Wednesday, December 16, 2009

Training Advice for those Aspiring to Qualify for Boston Marathon

Many have asked me about qualifying for the Boston Marathon with the hope that someday they can do it too. After responding to a recent inquiry about this, I decided it was time to make a new post on this subject. Bottom line for this post is that you’d be surprised what your body can do if you take action and train smart.

As some of you know, my quest to qualify for Boston started in January 2008. Since then I’ve finished 6 marathons and encountered just about everything you can imagine. Has been an excellent journey with much time spent on technique improvement, injury rehab, nutrition, training plans, etc.

In my opinion, it is hard for non-elite, older than college age runners to find a good running coach and although I did pay a few for advice and assessment, I think you really need to be your own coach because nobody knows your body like you do and nobody pays as much attention to your needs as you do. That said, it’s important to run with others at least part of the time so you have some friendly competition to push you along.

The biggest error I see with most people training for a marathon is they don’t use target paces. In most cases the quantity of running is OK, but the quality is wrong. Sort of a garbage in garbage out scenario. Running 5 times a week at the same old pace is boring and unproductive. The key is to use a recent 5K, 10K or Half Marathon race time to gauge your current running fitness level. Then set up your training schedule so your training runs are at a specific target pace. Combine this with a plan that has one day focused on speed, one as a fast tempo run, and one long run and you will be surprised how much faster you run.
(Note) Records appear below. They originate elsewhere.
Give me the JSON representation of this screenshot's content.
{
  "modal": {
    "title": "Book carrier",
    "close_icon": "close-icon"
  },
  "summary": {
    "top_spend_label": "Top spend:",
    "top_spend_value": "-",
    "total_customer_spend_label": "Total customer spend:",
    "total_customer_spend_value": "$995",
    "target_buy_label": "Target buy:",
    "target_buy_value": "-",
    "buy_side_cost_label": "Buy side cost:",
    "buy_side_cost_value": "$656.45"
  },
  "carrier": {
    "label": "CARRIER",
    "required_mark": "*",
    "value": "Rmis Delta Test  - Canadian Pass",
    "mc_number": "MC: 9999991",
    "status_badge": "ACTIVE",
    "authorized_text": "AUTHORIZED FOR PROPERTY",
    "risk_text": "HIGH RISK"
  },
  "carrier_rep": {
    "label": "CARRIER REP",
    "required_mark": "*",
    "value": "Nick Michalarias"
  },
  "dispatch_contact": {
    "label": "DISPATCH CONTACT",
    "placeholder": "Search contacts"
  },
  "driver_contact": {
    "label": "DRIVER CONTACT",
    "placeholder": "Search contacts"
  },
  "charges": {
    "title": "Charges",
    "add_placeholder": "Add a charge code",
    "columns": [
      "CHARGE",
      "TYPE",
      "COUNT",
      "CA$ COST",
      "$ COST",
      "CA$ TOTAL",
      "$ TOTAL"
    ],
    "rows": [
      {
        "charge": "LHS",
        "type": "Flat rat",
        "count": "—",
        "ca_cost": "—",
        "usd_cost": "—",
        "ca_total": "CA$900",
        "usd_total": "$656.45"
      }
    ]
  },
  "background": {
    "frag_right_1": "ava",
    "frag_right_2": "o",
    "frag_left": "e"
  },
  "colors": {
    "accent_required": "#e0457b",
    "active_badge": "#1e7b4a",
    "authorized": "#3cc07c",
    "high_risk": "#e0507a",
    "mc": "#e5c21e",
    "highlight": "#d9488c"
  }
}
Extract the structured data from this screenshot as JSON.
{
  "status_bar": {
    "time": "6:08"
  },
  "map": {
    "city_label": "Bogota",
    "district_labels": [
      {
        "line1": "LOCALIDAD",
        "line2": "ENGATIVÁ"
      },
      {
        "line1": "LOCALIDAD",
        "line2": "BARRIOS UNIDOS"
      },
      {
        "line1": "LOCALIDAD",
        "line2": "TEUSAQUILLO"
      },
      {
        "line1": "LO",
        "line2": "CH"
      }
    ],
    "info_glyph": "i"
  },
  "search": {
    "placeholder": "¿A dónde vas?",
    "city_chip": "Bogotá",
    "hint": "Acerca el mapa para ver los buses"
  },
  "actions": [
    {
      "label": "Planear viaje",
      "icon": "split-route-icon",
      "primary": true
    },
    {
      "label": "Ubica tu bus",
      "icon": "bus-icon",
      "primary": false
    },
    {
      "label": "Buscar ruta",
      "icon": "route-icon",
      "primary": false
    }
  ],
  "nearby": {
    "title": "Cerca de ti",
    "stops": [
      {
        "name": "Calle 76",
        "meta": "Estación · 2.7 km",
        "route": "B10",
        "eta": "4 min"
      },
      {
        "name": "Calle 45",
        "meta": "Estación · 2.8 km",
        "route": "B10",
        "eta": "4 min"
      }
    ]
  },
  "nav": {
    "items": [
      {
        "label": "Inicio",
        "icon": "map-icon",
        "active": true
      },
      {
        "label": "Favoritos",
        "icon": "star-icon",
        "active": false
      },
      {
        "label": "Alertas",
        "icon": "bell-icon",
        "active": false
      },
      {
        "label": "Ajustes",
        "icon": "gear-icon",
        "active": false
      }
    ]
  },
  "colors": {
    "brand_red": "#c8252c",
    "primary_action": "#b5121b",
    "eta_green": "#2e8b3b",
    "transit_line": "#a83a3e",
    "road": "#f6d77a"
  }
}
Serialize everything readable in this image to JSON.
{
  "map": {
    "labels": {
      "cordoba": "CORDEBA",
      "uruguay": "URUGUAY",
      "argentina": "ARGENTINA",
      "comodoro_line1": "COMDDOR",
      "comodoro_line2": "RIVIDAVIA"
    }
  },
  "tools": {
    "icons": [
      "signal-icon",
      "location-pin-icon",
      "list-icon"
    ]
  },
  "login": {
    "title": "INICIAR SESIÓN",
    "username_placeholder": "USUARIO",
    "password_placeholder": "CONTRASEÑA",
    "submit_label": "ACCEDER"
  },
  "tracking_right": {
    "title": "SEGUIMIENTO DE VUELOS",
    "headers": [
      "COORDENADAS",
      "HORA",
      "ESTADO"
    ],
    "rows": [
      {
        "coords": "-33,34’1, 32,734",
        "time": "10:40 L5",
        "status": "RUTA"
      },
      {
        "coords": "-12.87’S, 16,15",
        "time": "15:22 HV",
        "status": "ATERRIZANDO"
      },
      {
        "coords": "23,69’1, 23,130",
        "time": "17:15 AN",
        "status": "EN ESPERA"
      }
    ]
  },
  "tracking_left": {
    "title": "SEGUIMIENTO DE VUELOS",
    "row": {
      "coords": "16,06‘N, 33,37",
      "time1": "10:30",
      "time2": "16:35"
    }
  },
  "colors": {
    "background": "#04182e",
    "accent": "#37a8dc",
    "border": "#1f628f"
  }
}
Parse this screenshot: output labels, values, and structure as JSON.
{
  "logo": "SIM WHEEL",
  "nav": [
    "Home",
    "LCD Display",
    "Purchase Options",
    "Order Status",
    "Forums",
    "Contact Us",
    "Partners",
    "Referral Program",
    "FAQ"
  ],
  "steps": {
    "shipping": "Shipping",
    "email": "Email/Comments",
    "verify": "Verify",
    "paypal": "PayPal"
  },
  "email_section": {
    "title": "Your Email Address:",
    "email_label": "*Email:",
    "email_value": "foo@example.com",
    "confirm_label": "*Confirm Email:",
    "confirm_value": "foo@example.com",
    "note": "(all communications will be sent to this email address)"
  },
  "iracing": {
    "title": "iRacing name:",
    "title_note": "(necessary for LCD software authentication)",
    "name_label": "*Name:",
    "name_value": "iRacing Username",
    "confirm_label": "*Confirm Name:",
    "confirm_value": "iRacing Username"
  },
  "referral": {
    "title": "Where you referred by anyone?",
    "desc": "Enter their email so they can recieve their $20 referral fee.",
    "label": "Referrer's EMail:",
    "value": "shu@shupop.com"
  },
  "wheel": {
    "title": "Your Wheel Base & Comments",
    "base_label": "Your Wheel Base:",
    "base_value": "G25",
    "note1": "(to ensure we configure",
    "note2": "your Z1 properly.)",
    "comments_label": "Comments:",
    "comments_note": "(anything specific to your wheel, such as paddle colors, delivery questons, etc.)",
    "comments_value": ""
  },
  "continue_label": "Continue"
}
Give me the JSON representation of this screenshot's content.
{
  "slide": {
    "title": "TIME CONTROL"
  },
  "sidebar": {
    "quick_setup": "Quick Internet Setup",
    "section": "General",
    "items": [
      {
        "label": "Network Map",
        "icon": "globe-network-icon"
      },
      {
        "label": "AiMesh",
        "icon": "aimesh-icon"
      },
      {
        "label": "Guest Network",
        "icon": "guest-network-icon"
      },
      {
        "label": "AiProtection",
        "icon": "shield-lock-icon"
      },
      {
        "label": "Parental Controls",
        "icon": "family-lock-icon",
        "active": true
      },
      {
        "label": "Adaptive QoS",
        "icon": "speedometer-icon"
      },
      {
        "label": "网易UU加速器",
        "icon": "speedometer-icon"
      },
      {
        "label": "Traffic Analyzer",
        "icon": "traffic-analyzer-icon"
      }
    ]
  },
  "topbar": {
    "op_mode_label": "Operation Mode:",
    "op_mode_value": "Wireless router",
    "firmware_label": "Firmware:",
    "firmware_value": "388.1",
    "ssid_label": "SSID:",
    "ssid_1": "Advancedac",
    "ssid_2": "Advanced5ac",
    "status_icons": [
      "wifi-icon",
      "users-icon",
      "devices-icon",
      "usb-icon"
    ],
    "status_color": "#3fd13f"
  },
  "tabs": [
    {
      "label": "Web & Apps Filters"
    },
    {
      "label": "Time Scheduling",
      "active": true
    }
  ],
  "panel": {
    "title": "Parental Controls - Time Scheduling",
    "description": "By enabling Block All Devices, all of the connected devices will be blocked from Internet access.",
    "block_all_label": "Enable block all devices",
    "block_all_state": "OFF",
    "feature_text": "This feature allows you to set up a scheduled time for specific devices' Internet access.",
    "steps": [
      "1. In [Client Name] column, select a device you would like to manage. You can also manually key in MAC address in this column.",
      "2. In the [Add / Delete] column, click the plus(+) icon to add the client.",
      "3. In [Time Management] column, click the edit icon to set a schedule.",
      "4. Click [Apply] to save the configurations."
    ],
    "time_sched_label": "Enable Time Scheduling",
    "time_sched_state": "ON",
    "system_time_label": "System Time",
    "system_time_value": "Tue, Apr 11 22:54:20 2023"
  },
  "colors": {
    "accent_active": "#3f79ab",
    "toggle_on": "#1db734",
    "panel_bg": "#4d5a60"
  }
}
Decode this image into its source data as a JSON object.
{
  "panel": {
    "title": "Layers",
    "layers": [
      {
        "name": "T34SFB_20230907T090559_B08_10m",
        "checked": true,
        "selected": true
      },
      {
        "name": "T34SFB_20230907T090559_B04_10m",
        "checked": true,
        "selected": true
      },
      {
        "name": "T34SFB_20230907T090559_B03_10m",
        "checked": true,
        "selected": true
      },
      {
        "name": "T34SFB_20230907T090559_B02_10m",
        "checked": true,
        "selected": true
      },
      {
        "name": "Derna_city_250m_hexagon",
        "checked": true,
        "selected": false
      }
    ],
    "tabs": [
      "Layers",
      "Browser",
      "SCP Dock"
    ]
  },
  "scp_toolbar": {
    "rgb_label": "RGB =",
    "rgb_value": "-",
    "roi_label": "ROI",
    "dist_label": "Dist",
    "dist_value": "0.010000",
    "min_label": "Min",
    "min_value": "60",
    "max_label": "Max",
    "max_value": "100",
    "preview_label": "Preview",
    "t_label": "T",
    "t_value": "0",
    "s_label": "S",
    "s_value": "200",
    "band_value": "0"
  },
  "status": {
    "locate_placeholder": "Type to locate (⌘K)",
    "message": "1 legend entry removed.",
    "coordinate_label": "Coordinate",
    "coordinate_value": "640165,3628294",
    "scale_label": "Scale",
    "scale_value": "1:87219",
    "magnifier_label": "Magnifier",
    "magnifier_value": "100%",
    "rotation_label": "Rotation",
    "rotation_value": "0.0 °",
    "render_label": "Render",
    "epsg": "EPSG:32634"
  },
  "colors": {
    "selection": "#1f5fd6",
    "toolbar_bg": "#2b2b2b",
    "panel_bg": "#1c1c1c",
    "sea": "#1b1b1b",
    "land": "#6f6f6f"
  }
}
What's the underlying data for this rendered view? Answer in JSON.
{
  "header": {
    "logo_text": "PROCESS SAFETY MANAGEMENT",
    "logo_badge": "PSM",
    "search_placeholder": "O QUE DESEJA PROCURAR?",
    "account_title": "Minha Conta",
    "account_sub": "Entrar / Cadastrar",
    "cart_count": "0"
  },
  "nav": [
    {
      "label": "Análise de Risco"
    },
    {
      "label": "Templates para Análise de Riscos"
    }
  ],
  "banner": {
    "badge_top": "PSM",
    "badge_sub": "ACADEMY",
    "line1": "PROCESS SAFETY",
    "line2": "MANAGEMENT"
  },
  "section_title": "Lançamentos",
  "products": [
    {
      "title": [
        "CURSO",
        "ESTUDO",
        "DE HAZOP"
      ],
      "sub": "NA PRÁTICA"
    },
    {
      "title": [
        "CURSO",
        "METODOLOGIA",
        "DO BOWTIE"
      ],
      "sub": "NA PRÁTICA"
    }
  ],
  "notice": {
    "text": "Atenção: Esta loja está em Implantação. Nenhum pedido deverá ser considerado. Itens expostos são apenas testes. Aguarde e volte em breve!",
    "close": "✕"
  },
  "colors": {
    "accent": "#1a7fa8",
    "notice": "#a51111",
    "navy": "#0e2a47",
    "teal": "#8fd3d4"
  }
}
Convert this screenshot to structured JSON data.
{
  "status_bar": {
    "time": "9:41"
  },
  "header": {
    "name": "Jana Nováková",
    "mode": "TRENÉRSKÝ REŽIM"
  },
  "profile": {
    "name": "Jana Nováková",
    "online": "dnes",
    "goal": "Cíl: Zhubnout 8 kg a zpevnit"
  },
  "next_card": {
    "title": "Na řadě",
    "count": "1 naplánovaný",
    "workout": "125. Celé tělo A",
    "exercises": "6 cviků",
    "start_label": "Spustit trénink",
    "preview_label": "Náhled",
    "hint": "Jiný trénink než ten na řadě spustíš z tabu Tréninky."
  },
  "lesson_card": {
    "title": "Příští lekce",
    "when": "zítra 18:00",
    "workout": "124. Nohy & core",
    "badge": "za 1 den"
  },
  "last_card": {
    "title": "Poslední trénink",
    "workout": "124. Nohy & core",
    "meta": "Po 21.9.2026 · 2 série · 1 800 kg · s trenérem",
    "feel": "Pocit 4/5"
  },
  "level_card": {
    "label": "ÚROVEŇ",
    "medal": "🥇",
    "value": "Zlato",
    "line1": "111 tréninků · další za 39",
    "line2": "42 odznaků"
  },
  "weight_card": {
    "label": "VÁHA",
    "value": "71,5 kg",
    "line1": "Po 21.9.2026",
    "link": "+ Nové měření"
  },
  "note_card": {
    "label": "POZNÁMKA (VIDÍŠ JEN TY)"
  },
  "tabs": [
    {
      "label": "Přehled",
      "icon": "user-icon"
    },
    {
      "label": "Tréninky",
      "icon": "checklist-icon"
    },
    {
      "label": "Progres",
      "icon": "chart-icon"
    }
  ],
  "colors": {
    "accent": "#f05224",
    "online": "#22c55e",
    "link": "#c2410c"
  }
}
There are several books I highly recommend that will help you get started. Below are links to them on I built my training plan using the “Run Less, Run Faster” book. I really like it because you focus on 3 key runs per week that are complemented by cross training so the total miles per week are significantly less

The “Brain Training for Runners” book has some excellent background on how our brains work and what we can do to run faster plus it gets into technique. Chi Running is a good entry level into proper running form that gets you a good jump start. In my opinion, the drills and queues mentioned in Brain Training are easier to apply after Chi Running. Note that I have put these books in order of preference so if you can only buy one or two, start at top of list.

There are a few great websites I use a lot. Below are links to them with brief explanation.

  • McMillan Running Calculator. Greg is right on with his calculator and training philosophy. He’s very much in line with the Run Less book. I use the calculator all the time to figure out training paces and figure out what I might be able to run a given distance at. Check it out here;
  • Runbayou is calculator based on Jack Daniels. Is interesting to compare to McMillan since Daniels is the running guru credited with much of the science behind modern day running.
  • eRaceWalk is a site for walker’s, but the calculators for figuring out times/paces at the race track work just the same for running. Page down to sections D and E. All times given in Run Less Run Faster or by McMillan are for Lane 1 at the track. I find that lane often is busy so I like to run in Lane 4. However, Lane 4 is longer so you need to adjust the times. Section E you enter the Lane 1 target time and it will tell you an equivalent time in Lanes 2 through 8. Then you enter the same Lane 1 speed in Section D and it will tell you the pace/mile in Lane 1. If you are following me, the pace you run in Lane 1 to achieve the desired Lane 1 time…if run in Lane 4 will equal the time shown in Lane 4 in Section E. Anyhow, doing these calculations before I go to the track help me run the right pace when I’m in Lane 4.

For all you thinking about starting the New Year with a goal of running a marathon, the sites and books listed here are highly recommended for you too. Just remember, Rome wasn’t built in a night and you are a participant in the journey of life. Study up, make a plan, and take action. Most importantly, enjoy the process as it is the journey that counts, not the destination.

1 comment:

  1. Felt good to read this article. Thanks for this great post, I find it very interesting and very well thought out and put together. I look forward to reading your work in the future.